++++ Data extracts

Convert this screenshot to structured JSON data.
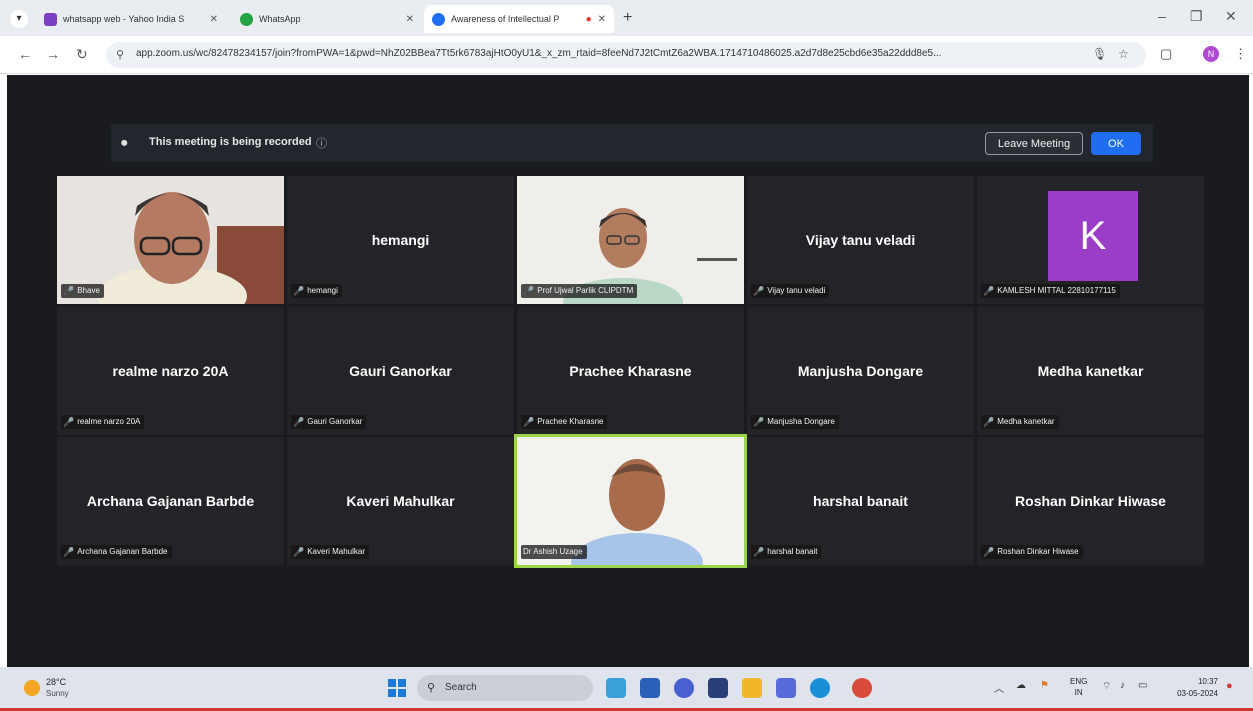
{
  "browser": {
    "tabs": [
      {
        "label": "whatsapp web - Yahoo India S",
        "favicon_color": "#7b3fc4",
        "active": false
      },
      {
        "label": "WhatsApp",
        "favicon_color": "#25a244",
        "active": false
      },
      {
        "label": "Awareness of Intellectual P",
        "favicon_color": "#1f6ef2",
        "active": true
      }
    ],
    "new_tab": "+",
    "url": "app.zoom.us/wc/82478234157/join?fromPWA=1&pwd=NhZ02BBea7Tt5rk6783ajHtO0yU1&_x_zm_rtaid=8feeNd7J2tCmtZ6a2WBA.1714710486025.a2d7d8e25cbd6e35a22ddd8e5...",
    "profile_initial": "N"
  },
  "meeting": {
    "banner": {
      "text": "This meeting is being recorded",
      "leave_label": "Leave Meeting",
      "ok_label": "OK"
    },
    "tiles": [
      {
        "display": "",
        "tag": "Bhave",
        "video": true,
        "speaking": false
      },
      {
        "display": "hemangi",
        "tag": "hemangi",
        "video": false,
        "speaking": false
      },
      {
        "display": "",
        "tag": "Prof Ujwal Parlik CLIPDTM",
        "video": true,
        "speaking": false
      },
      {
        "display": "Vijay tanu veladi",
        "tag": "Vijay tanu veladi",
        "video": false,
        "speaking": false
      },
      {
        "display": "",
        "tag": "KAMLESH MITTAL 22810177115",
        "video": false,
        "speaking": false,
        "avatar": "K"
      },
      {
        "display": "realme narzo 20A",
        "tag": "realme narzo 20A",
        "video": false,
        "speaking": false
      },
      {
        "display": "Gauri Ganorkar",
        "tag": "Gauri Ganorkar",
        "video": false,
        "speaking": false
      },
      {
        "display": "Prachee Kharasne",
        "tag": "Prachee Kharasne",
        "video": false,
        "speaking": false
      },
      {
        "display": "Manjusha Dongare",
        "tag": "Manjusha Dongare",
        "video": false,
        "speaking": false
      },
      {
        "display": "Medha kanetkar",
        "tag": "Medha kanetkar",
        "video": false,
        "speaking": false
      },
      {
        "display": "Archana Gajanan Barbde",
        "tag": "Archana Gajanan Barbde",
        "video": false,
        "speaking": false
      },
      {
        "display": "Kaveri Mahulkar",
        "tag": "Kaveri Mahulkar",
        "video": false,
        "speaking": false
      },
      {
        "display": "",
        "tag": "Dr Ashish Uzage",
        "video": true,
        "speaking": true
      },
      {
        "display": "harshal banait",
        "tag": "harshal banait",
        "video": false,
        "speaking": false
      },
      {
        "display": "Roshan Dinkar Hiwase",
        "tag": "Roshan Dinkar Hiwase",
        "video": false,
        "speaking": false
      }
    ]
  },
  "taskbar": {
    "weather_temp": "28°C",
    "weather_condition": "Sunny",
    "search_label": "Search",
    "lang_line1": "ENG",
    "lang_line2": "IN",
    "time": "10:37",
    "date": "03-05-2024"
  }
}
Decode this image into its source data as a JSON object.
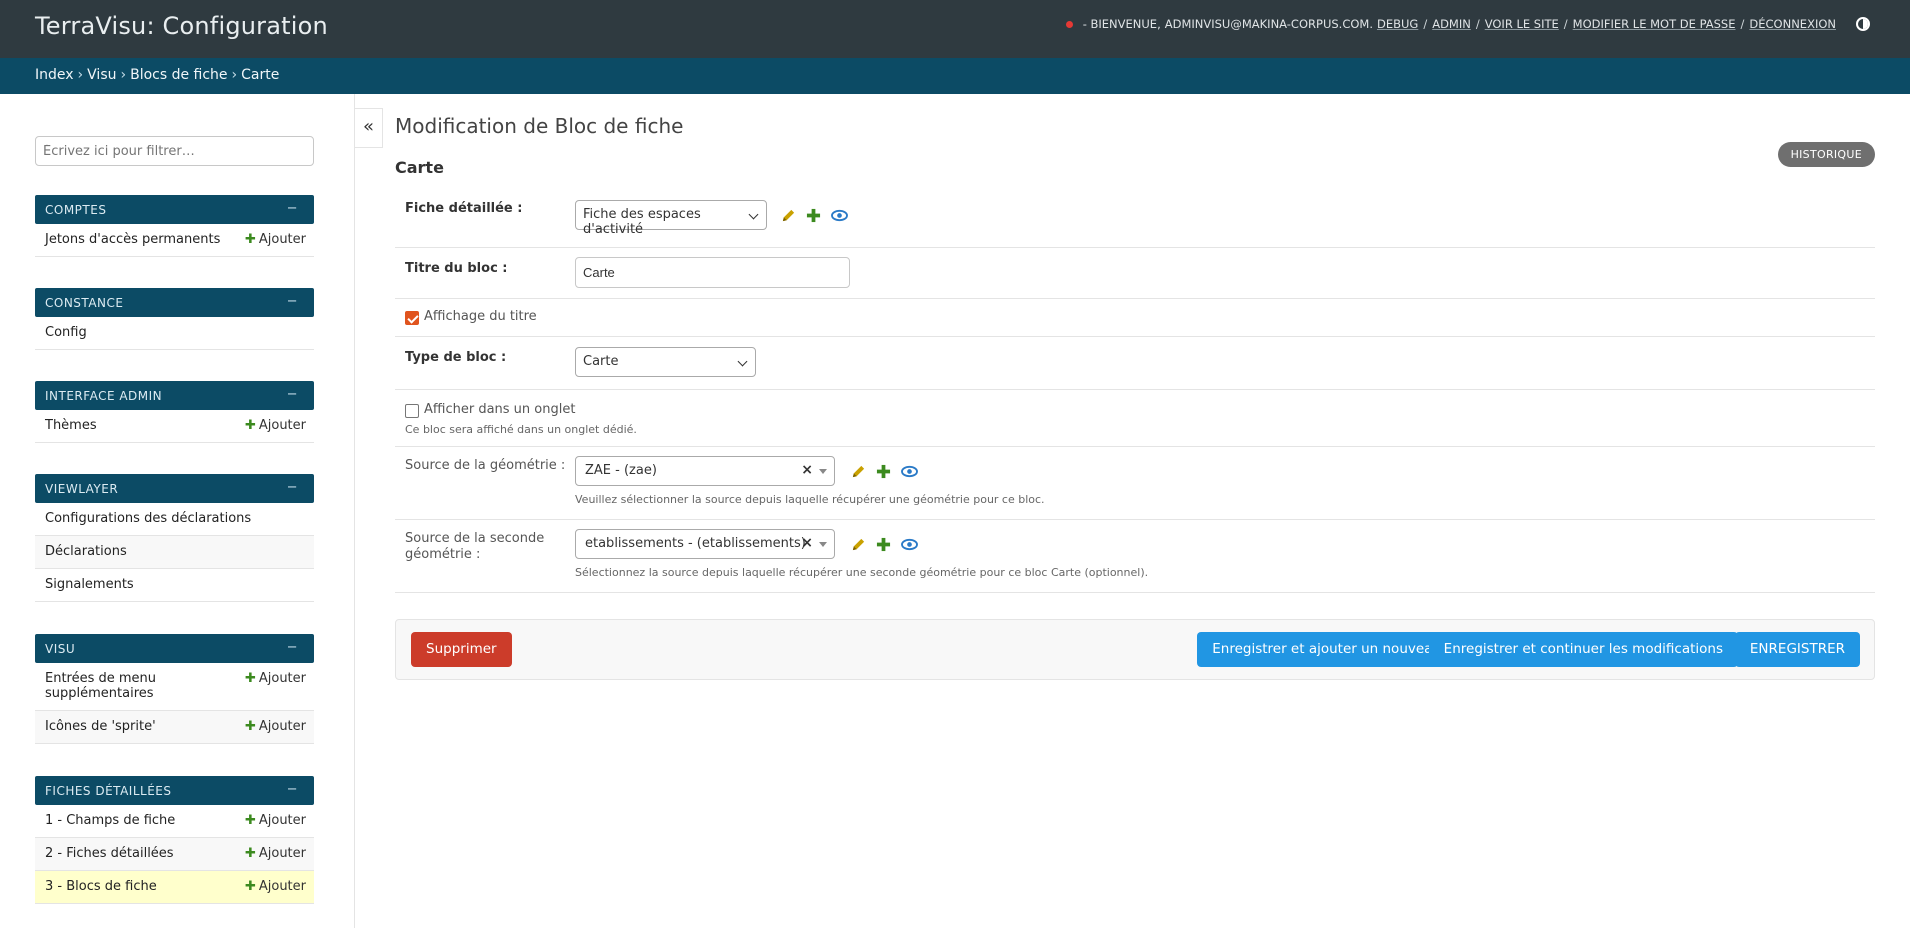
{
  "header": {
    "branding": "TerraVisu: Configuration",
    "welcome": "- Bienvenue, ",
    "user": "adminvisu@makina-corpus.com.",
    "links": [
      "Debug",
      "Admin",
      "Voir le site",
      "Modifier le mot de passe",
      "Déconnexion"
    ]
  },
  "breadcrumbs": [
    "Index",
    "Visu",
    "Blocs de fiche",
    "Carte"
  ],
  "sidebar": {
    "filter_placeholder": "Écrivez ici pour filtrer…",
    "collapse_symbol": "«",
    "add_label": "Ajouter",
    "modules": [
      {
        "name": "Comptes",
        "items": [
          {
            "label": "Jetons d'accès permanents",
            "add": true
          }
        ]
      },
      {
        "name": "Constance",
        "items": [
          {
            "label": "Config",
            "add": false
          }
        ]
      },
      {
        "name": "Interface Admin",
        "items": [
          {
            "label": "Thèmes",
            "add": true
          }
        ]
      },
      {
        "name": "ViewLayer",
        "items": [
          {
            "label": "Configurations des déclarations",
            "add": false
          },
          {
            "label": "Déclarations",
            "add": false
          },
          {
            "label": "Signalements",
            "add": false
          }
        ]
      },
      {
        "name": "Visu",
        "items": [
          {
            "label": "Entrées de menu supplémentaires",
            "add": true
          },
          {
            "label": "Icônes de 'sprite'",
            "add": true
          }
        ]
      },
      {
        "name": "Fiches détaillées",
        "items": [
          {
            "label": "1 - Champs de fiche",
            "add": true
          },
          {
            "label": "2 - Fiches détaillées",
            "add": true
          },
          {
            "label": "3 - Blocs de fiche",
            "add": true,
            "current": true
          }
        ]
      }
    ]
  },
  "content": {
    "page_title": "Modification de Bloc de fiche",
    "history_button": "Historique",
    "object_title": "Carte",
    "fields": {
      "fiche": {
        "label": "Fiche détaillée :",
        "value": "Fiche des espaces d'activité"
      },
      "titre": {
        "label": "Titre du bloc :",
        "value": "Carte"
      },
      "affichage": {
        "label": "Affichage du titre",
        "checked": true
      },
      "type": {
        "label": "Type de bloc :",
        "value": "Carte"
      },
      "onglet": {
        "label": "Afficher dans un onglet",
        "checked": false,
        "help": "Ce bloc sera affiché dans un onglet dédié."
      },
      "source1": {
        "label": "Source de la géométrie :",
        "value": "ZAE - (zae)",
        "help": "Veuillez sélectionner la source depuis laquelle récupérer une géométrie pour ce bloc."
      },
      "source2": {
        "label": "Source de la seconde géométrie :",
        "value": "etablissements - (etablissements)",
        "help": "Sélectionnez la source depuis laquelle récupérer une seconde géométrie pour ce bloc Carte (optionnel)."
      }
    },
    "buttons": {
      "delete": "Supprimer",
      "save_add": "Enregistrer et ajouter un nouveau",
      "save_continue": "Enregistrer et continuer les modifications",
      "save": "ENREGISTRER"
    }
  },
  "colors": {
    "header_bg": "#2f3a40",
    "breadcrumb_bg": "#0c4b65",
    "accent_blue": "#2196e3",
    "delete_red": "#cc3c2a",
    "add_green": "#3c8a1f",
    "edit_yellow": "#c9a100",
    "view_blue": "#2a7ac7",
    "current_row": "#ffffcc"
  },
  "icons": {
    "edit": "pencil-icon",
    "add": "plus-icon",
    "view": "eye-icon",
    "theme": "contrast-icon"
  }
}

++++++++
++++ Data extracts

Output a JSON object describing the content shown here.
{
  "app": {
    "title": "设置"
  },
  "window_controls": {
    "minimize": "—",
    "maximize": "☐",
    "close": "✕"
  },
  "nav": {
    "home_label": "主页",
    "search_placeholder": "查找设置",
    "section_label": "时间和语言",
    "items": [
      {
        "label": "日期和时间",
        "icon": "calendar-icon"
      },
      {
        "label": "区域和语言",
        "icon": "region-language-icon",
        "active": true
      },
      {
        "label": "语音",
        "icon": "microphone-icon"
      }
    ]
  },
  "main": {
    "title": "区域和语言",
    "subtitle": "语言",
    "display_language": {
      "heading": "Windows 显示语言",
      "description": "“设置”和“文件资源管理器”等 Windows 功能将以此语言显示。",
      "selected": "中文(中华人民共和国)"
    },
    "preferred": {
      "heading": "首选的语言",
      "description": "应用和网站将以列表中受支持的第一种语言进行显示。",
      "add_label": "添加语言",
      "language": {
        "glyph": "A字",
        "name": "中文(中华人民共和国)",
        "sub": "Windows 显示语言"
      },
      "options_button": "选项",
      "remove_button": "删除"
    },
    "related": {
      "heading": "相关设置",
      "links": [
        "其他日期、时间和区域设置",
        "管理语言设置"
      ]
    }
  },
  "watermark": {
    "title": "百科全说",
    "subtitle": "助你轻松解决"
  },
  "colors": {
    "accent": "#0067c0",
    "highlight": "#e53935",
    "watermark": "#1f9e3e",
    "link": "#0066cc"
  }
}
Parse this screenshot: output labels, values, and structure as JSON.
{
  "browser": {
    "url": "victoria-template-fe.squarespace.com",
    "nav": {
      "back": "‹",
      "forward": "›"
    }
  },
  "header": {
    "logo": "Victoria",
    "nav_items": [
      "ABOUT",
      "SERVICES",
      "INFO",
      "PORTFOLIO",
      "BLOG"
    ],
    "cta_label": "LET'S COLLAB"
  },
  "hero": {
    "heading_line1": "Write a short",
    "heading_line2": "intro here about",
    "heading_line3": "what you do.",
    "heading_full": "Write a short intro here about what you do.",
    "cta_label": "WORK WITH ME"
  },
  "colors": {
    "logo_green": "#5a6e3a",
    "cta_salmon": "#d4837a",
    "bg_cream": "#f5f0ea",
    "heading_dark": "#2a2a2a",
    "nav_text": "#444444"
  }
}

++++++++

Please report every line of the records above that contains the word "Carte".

» Response area:
    "Carte"
    "object_title": "Carte",
        "value": "Carte"
        "value": "Carte"
        "help": "Sélectionnez la source depuis laquelle récupérer une seconde géométrie pour ce bloc Carte (optionnel)."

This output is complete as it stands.